There are many ways of doing this and doing so can save you 20, 30, 40, 50, thousand dollars or more over the life of your mortgage. For instance, you might make minimum payments for the first 5 years on a $200,000 30-year mortgage at 4.2%. Then, at the beginning of the fifth year, you start adding an extra $150 to your monthly payment. Your savings in interest costs over the remainder of the loan will be $26,093. A 17.15% savings. But there are many methods of saving interest costs and/or paying off your mortgage early. That is one of the more modest ways.

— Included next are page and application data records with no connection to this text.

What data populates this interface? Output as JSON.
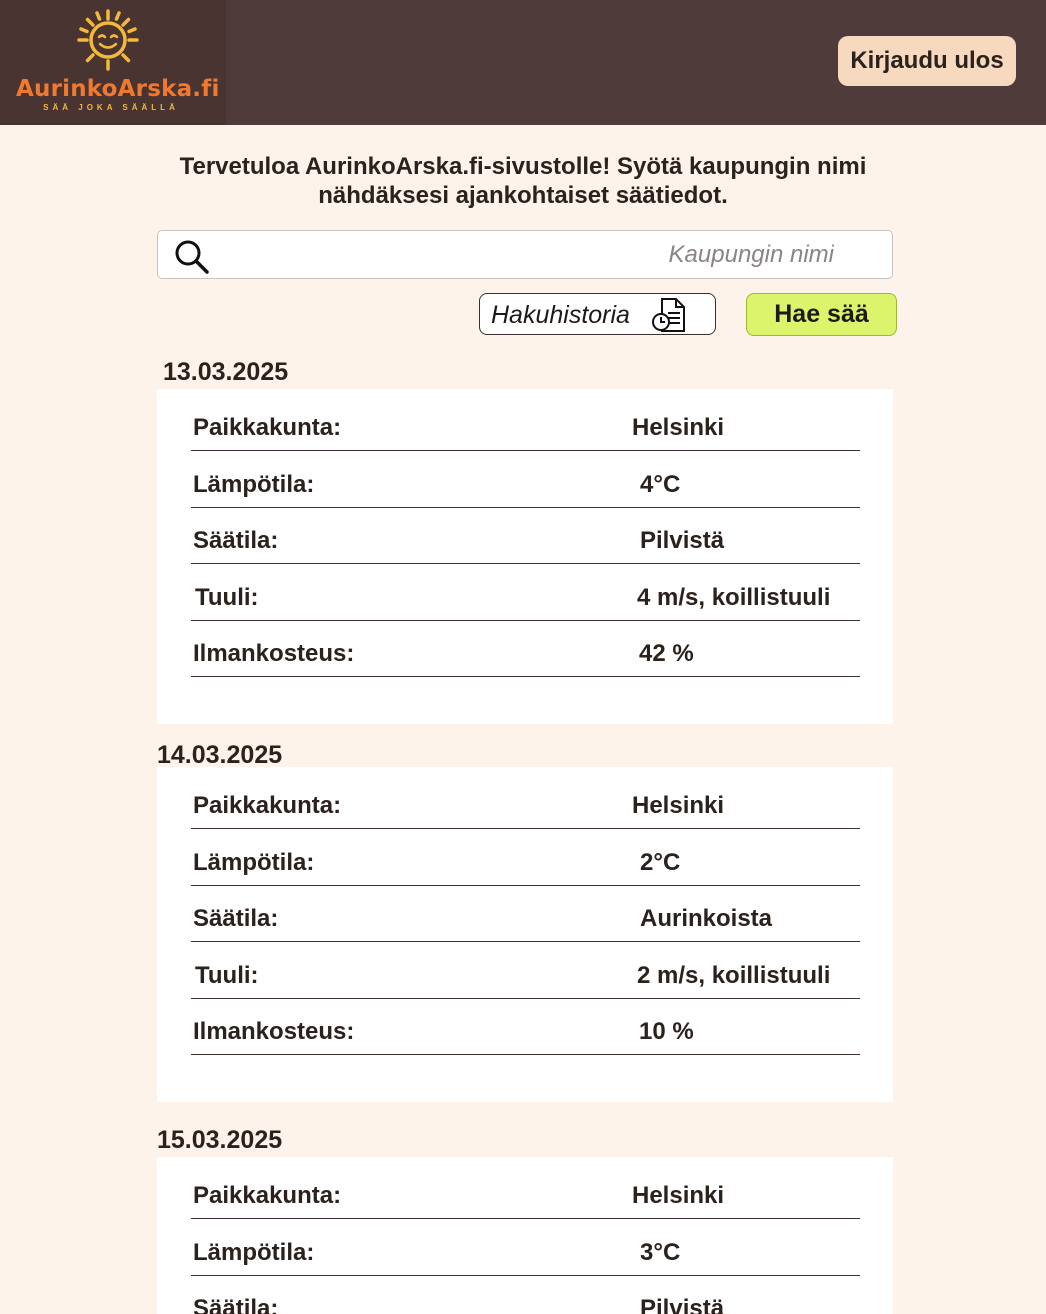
{
  "header": {
    "logo_text": "AurinkoArska.fi",
    "logo_tagline": "SÄÄ JOKA SÄÄLLÄ",
    "logout_label": "Kirjaudu ulos"
  },
  "intro_text": "Tervetuloa AurinkoArska.fi-sivustolle! Syötä kaupungin nimi nähdäksesi ajankohtaiset säätiedot.",
  "search": {
    "placeholder": "Kaupungin nimi",
    "value": ""
  },
  "history_label": "Hakuhistoria",
  "search_button_label": "Hae sää",
  "colors": {
    "header_bg": "#4f3c3a",
    "page_bg": "#fdf3ea",
    "logout_bg": "#f6d9bf",
    "search_btn_bg": "#dcf36c",
    "logo_orange": "#ef7a2f",
    "logo_yellow": "#f2b93a"
  },
  "forecasts": [
    {
      "date": "13.03.2025",
      "rows": [
        {
          "label": "Paikkakunta:",
          "value": "Helsinki"
        },
        {
          "label": "Lämpötila:",
          "value": "4°C"
        },
        {
          "label": "Säätila:",
          "value": "Pilvistä"
        },
        {
          "label": "Tuuli:",
          "value": "4 m/s, koillistuuli"
        },
        {
          "label": "Ilmankosteus:",
          "value": "42 %"
        }
      ]
    },
    {
      "date": "14.03.2025",
      "rows": [
        {
          "label": "Paikkakunta:",
          "value": "Helsinki"
        },
        {
          "label": "Lämpötila:",
          "value": "2°C"
        },
        {
          "label": "Säätila:",
          "value": "Aurinkoista"
        },
        {
          "label": "Tuuli:",
          "value": "2 m/s, koillistuuli"
        },
        {
          "label": "Ilmankosteus:",
          "value": "10 %"
        }
      ]
    },
    {
      "date": "15.03.2025",
      "rows": [
        {
          "label": "Paikkakunta:",
          "value": "Helsinki"
        },
        {
          "label": "Lämpötila:",
          "value": "3°C"
        },
        {
          "label": "Säätila:",
          "value": "Pilvistä"
        }
      ]
    }
  ]
}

As time passes on a 30-year mortgage, the percentage of your income going towards your biggest asset will almost certainly become less. As you grow in your profession, you’ll earn more money. You will also probably have occasional financial bonanzas in the form of bonuses, large tax returns, or inheritances. Heck, you might even win $15,000 playing the lottery. The extra money from any source can be used to pay off your home earlier using one of these methods.

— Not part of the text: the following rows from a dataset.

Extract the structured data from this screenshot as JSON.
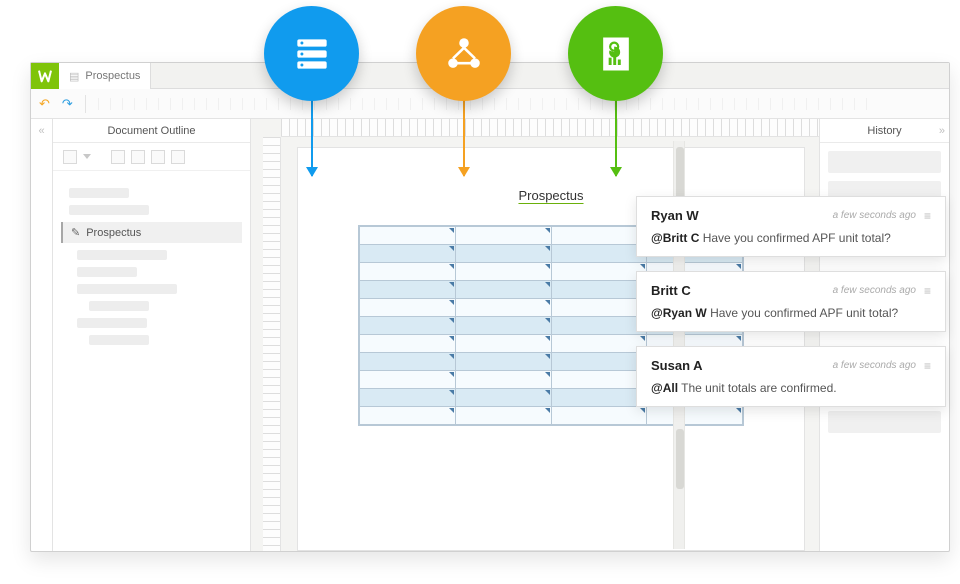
{
  "tab": {
    "title": "Prospectus"
  },
  "outline": {
    "title": "Document Outline",
    "active_item": "Prospectus"
  },
  "document": {
    "title": "Prospectus"
  },
  "history": {
    "title": "History"
  },
  "features": {
    "blue": "data-icon",
    "orange": "collaboration-icon",
    "green": "report-icon"
  },
  "comments": [
    {
      "user": "Ryan W",
      "time": "a few seconds ago",
      "mention": "@Britt C",
      "text": "Have you confirmed APF unit total?"
    },
    {
      "user": "Britt C",
      "time": "a few seconds ago",
      "mention": "@Ryan W",
      "text": "Have you confirmed APF unit total?"
    },
    {
      "user": "Susan A",
      "time": "a few seconds ago",
      "mention": "@All",
      "text": "The unit totals are confirmed."
    }
  ]
}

Regular extra annual payments. Using the same $200,000 30-year mortgage at 4.2%, you may be able to begin making an extra $2,500 annual payment after a few years. Around year 5 is when many people find their income outpacing their mortgage payments. That extra $2,500 annual payment results in paying off your loan 6 years and 11 months earlier at an interest savings of $34,449. A word of caution, keep an emergency account for unexpected financial needs.

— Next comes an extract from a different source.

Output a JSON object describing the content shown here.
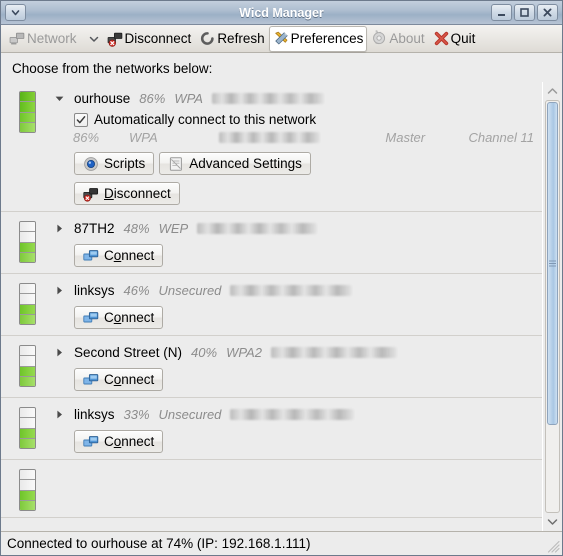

Make 13 payments in 12 months. You could put 1/12th of a monthly payment into a special savings account (about $82 per month for a $200,000 mortgage). Or maybe you get paid every 2 weeks which results in an extra paycheck two months out of the year. Making that 13th monthly payment saves you about $26,000 of interest and cuts more than 4 years off the length of the loan.
Switch to a 15-year mortgage. No extra payments are needed. A great time to do this is if you refinance your mortgage when a better interest rate is available. You’ll save even more in interest payments and pay it off much faster. Refinance that same $200,000 ($181,130 remaining balance) mortgage at year 5. Going with a 15-year mortgage automatically shaves a full 10 years off your payments. Shorter-term loans often have a lower interest rate. If you refinance into a 3.7% loan, your interest savings will amount to about $56,140 (which doesn’t include refinance costs). A word of caution, the shorter mortgage length does lock you into higher payments each month (about $334 higher). Combine that with a few extra annual payments to achieve truly extraordinary savings.
Pay an extra principal each month. Get a copy of your amortization schedule. Each month, write a separate check for the amount due towards your principal next month. You don’t borrow the money that month, so you don’t owe the interest on it. Consistently doing this every month from the beginning effectively changes your 30-year loan into a 15-year loan. No refinancing is required.
There are many ways to pay off your mortgage early and many online mortgage calculators to show you how much you’ll save. You may want to be debt-free, or you may want to pay off the mortgage before retirement.
Still, there are other reasons not to pay off your mortgage early that you need to consider. This can become complicated because you probably write the interest off against your yearly income tax. You should also consider how much you could earn by investing the money elsewhere. This could be a good time to consult with a financial advisor about your specific circumstances. However, never take his or her suggestions at face value. Always be sure you fully understand the numbers shown to you. Including any commissions or fees, he or she makes on alternative investments.
Certainly, you have thoughts and experiences about paying off a mortgage early. Please share by leaving a comment.
Also, our weekly Ask Brian column welcomes questions from readers of all experience levels with residential real estate. Please email your questions, inquiries, or article ideas to [email protected].